The answer consists of one number: how many lines of the data below include the string "true".

### Raw data ###

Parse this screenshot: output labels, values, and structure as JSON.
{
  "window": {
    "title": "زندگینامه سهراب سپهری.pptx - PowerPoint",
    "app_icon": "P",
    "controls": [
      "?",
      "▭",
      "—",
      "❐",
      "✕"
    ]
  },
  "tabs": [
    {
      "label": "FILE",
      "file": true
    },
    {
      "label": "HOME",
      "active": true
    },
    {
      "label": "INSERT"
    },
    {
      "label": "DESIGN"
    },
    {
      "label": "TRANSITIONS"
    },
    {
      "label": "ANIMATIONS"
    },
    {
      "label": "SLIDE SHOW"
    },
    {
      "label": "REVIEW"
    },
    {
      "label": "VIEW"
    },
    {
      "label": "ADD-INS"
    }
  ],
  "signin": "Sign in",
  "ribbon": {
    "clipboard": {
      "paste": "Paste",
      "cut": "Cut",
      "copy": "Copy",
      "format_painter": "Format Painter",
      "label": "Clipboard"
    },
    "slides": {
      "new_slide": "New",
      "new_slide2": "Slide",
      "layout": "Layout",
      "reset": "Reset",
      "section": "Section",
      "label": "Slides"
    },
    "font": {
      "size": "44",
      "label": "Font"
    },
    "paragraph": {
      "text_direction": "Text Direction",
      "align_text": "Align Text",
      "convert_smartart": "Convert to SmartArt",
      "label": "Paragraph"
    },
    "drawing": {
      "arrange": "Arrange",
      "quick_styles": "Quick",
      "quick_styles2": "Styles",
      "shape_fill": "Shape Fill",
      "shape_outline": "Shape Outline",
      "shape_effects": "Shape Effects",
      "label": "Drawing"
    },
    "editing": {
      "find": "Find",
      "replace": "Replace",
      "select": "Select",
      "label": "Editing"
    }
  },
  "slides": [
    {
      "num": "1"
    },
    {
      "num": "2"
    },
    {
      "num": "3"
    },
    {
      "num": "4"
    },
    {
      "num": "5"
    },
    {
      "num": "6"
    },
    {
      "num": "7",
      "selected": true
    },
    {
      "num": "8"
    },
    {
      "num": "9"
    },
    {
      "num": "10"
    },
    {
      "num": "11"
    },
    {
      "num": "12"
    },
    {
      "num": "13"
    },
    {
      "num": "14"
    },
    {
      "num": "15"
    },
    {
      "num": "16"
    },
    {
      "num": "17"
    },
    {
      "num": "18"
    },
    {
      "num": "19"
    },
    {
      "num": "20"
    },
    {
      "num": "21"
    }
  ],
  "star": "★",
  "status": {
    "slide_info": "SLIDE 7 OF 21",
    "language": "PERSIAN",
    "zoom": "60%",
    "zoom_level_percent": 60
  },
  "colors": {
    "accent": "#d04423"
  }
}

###

Task response:
3